== YOUR GOAL ==
Filter the data for lines with the word "JSON" and copy those lines.

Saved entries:
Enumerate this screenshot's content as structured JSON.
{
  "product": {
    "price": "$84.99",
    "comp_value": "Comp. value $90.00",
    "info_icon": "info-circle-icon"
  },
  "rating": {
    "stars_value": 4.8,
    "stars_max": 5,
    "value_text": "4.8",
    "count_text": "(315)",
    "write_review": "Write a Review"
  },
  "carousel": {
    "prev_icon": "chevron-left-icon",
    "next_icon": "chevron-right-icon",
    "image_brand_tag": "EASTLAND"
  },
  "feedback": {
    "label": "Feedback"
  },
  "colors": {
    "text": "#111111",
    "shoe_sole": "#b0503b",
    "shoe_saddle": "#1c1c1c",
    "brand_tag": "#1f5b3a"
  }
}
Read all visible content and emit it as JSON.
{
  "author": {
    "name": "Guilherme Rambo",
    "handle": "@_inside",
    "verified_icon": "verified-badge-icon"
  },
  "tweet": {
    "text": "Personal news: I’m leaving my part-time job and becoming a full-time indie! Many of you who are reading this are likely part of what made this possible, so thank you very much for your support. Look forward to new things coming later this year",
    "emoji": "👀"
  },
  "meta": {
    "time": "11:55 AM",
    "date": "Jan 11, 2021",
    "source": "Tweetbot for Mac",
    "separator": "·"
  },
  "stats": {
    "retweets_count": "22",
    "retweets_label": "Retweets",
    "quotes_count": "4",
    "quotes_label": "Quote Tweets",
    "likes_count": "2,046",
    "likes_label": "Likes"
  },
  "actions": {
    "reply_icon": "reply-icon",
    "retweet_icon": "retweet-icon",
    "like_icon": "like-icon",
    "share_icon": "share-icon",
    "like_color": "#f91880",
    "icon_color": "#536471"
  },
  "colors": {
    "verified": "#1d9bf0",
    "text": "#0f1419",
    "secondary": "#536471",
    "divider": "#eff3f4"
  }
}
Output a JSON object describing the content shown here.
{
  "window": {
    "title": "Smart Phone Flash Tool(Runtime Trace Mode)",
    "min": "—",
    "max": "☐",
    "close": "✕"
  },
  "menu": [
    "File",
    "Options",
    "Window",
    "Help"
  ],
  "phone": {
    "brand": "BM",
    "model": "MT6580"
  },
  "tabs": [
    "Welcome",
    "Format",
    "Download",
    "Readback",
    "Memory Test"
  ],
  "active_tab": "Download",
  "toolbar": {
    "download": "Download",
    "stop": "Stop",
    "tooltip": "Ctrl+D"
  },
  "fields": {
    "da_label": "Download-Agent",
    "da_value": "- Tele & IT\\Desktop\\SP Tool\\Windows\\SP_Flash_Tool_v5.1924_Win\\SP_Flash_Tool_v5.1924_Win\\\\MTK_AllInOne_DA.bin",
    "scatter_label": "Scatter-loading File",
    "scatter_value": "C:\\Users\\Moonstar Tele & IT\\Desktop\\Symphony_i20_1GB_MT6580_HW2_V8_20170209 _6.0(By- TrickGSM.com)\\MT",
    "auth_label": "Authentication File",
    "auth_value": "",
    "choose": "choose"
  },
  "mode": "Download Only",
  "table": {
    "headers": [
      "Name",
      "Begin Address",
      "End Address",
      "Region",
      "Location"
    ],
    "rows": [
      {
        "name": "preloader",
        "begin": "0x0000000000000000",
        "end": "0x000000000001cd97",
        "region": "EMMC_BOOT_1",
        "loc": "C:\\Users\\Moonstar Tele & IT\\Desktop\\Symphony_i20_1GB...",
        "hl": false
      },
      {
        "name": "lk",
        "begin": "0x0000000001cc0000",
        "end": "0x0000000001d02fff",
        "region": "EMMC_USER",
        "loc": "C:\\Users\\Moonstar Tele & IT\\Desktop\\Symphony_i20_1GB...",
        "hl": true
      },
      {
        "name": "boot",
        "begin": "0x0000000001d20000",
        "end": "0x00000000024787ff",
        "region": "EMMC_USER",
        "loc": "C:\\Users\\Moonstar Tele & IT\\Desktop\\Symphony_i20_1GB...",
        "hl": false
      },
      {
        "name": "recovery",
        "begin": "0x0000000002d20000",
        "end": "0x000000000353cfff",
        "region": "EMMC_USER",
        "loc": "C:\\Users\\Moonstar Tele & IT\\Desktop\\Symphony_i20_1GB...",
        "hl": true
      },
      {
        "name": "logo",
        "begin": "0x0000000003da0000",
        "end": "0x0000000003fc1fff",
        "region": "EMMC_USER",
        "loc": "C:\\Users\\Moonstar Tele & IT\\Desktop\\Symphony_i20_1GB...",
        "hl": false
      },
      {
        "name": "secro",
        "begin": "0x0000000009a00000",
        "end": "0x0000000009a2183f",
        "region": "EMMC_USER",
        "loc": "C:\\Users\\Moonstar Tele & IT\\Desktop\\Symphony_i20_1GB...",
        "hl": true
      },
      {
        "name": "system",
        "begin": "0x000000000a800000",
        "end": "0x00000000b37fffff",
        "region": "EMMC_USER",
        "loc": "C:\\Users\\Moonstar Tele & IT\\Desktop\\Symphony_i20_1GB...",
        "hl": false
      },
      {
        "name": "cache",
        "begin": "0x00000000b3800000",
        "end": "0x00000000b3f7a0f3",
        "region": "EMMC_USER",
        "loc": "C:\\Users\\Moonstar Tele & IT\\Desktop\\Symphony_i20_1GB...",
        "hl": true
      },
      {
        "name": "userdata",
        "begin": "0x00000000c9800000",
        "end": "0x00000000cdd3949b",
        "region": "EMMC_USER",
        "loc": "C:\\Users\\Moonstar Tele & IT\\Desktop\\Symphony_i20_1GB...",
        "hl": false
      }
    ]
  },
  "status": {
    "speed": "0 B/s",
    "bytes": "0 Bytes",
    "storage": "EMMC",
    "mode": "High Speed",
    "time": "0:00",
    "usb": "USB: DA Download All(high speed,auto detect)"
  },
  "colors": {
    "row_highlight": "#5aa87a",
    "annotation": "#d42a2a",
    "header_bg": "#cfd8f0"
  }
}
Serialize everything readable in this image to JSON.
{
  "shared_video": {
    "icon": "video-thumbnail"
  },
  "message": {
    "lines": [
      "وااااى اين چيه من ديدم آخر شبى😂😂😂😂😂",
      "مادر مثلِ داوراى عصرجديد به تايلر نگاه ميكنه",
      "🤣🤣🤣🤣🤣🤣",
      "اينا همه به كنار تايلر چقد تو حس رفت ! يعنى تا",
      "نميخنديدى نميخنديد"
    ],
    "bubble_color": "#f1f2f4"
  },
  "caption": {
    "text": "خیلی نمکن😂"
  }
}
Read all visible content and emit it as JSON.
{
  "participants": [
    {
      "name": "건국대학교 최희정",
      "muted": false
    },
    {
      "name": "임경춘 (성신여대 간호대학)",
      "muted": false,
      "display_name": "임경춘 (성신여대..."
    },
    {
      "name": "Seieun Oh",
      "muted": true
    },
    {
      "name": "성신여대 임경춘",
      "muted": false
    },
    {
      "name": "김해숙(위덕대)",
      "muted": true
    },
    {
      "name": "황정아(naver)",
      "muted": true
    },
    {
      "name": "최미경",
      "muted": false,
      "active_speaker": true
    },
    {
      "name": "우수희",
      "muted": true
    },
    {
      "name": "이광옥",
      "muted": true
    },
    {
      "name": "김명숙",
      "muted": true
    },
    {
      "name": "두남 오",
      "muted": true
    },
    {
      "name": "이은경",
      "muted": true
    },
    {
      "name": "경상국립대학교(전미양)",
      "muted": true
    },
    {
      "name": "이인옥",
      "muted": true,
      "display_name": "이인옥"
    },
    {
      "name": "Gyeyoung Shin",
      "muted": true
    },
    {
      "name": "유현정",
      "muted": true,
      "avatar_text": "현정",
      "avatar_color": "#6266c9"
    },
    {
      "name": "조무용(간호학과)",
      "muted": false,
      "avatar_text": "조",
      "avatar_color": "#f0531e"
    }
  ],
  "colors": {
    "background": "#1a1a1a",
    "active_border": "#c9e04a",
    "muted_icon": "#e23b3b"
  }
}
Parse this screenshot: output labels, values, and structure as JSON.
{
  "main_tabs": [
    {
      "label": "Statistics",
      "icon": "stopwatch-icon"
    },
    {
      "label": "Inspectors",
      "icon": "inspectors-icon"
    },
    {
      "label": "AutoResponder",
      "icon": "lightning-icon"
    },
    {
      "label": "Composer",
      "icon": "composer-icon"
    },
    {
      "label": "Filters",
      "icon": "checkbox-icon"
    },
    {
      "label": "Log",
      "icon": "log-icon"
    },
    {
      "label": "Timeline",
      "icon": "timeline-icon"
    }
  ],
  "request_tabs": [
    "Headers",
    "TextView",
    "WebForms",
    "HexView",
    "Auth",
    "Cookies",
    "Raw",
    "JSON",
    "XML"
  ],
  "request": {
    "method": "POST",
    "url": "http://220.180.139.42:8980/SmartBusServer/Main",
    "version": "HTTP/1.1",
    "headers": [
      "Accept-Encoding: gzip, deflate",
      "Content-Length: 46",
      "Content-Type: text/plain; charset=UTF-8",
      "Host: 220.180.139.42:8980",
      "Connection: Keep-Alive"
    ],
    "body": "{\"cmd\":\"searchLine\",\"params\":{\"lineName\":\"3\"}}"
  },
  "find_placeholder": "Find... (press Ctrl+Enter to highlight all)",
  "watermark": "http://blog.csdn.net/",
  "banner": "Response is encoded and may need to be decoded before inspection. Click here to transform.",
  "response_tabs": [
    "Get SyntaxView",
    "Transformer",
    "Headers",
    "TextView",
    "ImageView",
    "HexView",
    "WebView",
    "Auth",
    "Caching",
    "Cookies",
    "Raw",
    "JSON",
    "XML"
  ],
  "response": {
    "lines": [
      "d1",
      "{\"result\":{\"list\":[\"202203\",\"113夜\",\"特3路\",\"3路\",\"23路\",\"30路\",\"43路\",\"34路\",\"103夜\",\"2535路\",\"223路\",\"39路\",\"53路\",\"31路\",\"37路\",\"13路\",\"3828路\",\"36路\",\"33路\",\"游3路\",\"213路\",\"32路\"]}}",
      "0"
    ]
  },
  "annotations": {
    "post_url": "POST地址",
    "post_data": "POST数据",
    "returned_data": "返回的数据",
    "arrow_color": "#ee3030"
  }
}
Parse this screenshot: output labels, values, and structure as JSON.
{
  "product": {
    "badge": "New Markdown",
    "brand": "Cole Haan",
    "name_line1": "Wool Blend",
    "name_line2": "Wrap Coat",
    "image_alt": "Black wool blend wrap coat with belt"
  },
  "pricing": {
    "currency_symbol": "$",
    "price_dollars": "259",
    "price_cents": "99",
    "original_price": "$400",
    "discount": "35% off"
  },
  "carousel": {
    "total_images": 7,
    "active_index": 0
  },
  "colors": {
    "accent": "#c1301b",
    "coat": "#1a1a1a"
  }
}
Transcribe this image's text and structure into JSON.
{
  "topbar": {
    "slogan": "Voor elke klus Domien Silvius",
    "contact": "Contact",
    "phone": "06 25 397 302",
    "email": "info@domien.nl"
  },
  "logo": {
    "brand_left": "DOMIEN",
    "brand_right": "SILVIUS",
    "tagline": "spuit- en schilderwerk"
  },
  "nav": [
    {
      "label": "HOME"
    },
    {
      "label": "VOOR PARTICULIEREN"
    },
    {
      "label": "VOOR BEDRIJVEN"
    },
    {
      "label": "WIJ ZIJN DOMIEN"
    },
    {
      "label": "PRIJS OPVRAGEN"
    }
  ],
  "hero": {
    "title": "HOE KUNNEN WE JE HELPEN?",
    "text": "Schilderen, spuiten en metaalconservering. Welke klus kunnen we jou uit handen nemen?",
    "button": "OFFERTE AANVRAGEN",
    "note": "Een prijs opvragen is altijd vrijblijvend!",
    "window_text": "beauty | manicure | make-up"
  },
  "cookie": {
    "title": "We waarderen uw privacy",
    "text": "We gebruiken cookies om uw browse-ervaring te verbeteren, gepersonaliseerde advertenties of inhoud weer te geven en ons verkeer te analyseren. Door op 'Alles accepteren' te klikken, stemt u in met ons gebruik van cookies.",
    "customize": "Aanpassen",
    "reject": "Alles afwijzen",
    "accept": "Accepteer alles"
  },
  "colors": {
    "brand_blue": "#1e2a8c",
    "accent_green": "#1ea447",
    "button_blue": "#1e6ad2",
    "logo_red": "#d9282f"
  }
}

== RESULT BELOW ==
Enumerate this screenshot's content as structured JSON.
Read all visible content and emit it as JSON.
Output a JSON object describing the content shown here.
Serialize everything readable in this image to JSON.
Read all visible content and emit it as JSON.
Parse this screenshot: output labels, values, and structure as JSON.
    "JSON",
    "JSON",
Parse this screenshot: output labels, values, and structure as JSON.
Transcribe this image's text and structure into JSON.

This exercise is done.